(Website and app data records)
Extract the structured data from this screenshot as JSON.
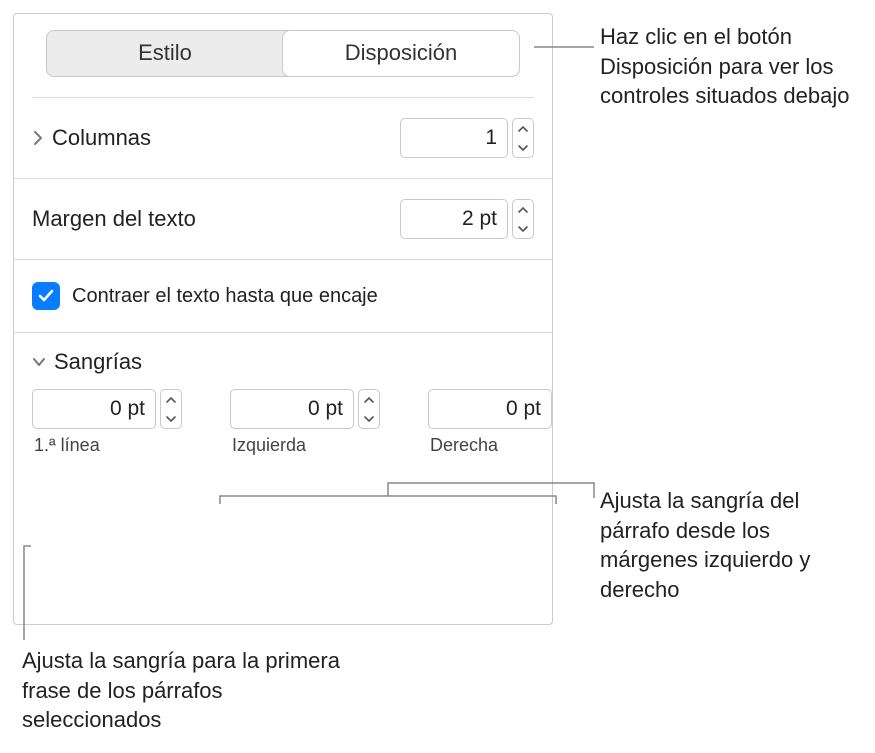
{
  "tabs": {
    "style": "Estilo",
    "layout": "Disposición"
  },
  "columns": {
    "label": "Columnas",
    "value": "1"
  },
  "textMargin": {
    "label": "Margen del texto",
    "value": "2 pt"
  },
  "shrink": {
    "label": "Contraer el texto hasta que encaje",
    "checked": true
  },
  "indents": {
    "header": "Sangrías",
    "firstLine": {
      "value": "0 pt",
      "label": "1.ª línea"
    },
    "left": {
      "value": "0 pt",
      "label": "Izquierda"
    },
    "right": {
      "value": "0 pt",
      "label": "Derecha"
    }
  },
  "callouts": {
    "layoutTab": "Haz clic en el botón Disposición para ver los controles situados debajo",
    "marginsLR": "Ajusta la sangría del párrafo desde los márgenes izquierdo y derecho",
    "firstLine": "Ajusta la sangría para la primera frase de los párrafos seleccionados"
  }
}
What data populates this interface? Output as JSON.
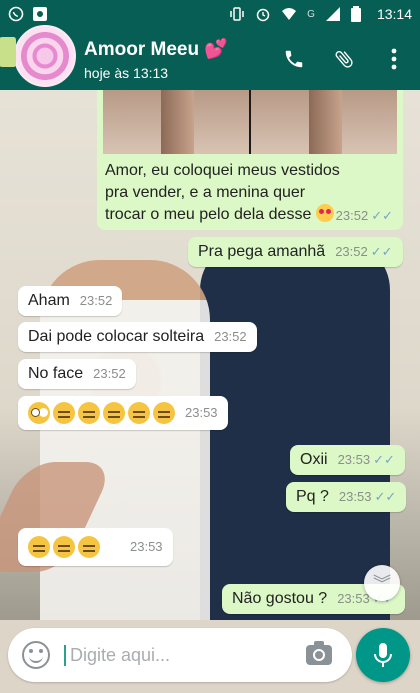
{
  "status_bar": {
    "time": "13:14",
    "network": "G"
  },
  "header": {
    "contact_name": "Amoor Meeu 💕",
    "last_seen": "hoje às 13:13"
  },
  "messages": [
    {
      "direction": "out",
      "text": "Amor, eu coloquei meus vestidos pra vender, e a menina quer trocar o meu pelo dela desse",
      "time": "23:52",
      "has_image": true
    },
    {
      "direction": "out",
      "text": "Pra pega amanhã",
      "time": "23:52"
    },
    {
      "direction": "in",
      "text": "Aham",
      "time": "23:52"
    },
    {
      "direction": "in",
      "text": "Dai pode colocar solteira",
      "time": "23:52"
    },
    {
      "direction": "in",
      "text": "No face",
      "time": "23:52"
    },
    {
      "direction": "in",
      "text": "",
      "emoji": [
        "rolling-eyes",
        "unamused",
        "unamused",
        "unamused",
        "unamused",
        "unamused"
      ],
      "time": "23:53"
    },
    {
      "direction": "out",
      "text": "Oxii",
      "time": "23:53"
    },
    {
      "direction": "out",
      "text": "Pq ?",
      "time": "23:53"
    },
    {
      "direction": "in",
      "text": "",
      "emoji": [
        "unamused",
        "unamused",
        "unamused"
      ],
      "time": "23:53"
    },
    {
      "direction": "out",
      "text": "Não gostou ?",
      "time": "23:53"
    }
  ],
  "input": {
    "placeholder": "Digite aqui..."
  },
  "colors": {
    "header": "#075e54",
    "outgoing": "#dcf8c6",
    "incoming": "#ffffff",
    "fab": "#009688"
  }
}
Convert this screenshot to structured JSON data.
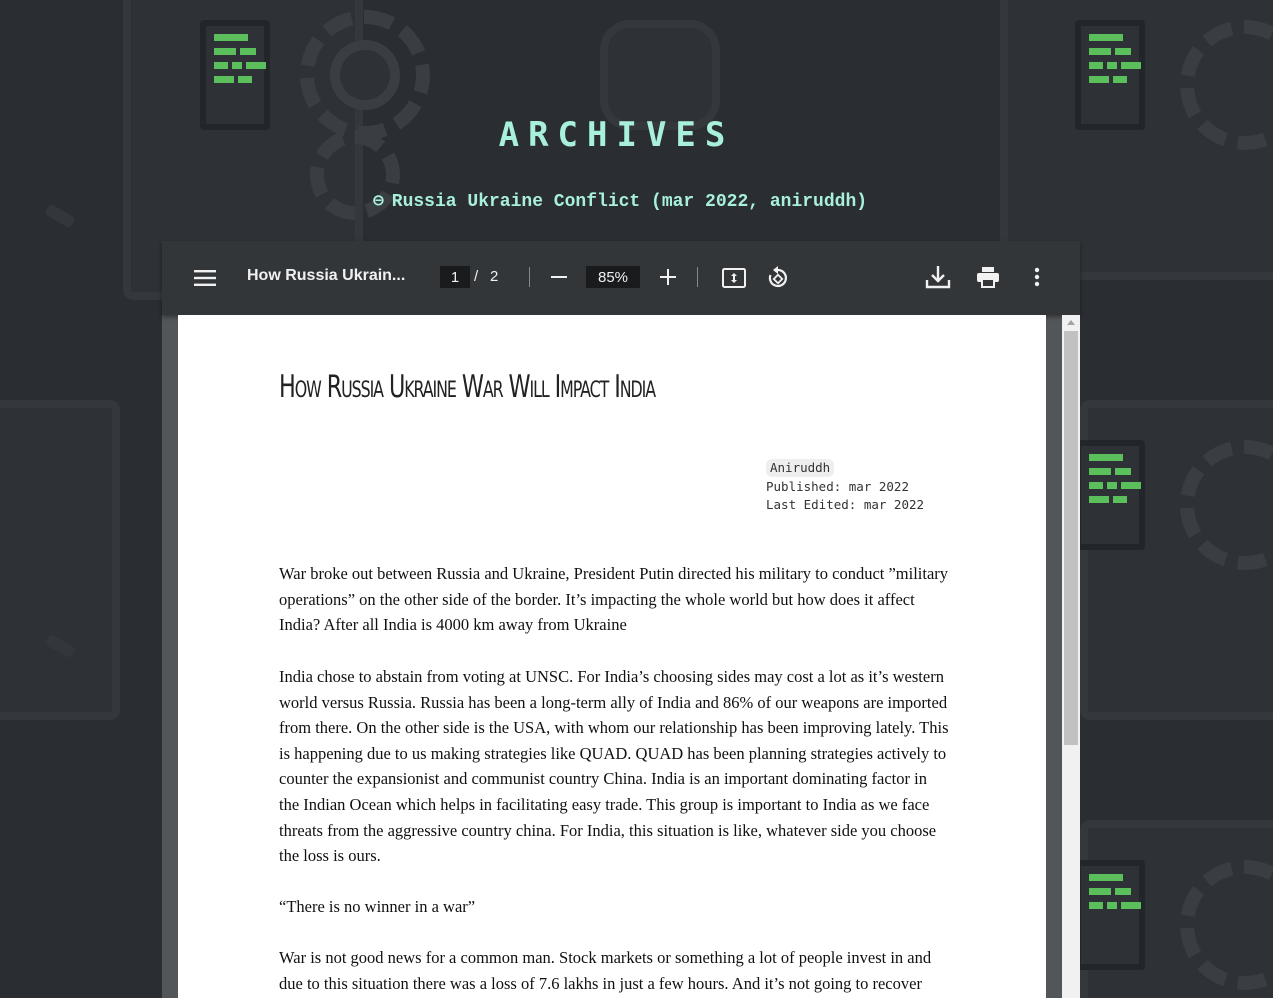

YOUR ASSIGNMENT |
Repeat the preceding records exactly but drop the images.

ANSWER TO THIS EXERCISE |
Extract the structured data from this screenshot as JSON.
{
  "tabs": {
    "style": "Estilo",
    "layout": "Disposición"
  },
  "columns": {
    "label": "Columnas",
    "value": "1"
  },
  "textMargin": {
    "label": "Margen del texto",
    "value": "2 pt"
  },
  "shrink": {
    "label": "Contraer el texto hasta que encaje",
    "checked": true
  },
  "indents": {
    "header": "Sangrías",
    "firstLine": {
      "value": "0 pt",
      "label": "1.ª línea"
    },
    "left": {
      "value": "0 pt",
      "label": "Izquierda"
    },
    "right": {
      "value": "0 pt",
      "label": "Derecha"
    }
  },
  "callouts": {
    "layoutTab": "Haz clic en el botón Disposición para ver los controles situados debajo",
    "marginsLR": "Ajusta la sangría del párrafo desde los márgenes izquierdo y derecho",
    "firstLine": "Ajusta la sangría para la primera frase de los párrafos seleccionados"
  }
}
What data populates this interface? Output as JSON.
{
  "status_bar": {
    "time": "13:14",
    "network": "G"
  },
  "header": {
    "contact_name": "Amoor Meeu 💕",
    "last_seen": "hoje às 13:13"
  },
  "messages": [
    {
      "direction": "out",
      "text": "Amor, eu coloquei meus vestidos pra vender, e a menina quer trocar o meu pelo dela desse",
      "time": "23:52",
      "has_image": true
    },
    {
      "direction": "out",
      "text": "Pra pega amanhã",
      "time": "23:52"
    },
    {
      "direction": "in",
      "text": "Aham",
      "time": "23:52"
    },
    {
      "direction": "in",
      "text": "Dai pode colocar solteira",
      "time": "23:52"
    },
    {
      "direction": "in",
      "text": "No face",
      "time": "23:52"
    },
    {
      "direction": "in",
      "text": "",
      "emoji": [
        "rolling-eyes",
        "unamused",
        "unamused",
        "unamused",
        "unamused",
        "unamused"
      ],
      "time": "23:53"
    },
    {
      "direction": "out",
      "text": "Oxii",
      "time": "23:53"
    },
    {
      "direction": "out",
      "text": "Pq ?",
      "time": "23:53"
    },
    {
      "direction": "in",
      "text": "",
      "emoji": [
        "unamused",
        "unamused",
        "unamused"
      ],
      "time": "23:53"
    },
    {
      "direction": "out",
      "text": "Não gostou ?",
      "time": "23:53"
    }
  ],
  "input": {
    "placeholder": "Digite aqui..."
  },
  "colors": {
    "header": "#075e54",
    "outgoing": "#dcf8c6",
    "incoming": "#ffffff",
    "fab": "#009688"
  }
}
Convert this screenshot to structured JSON data.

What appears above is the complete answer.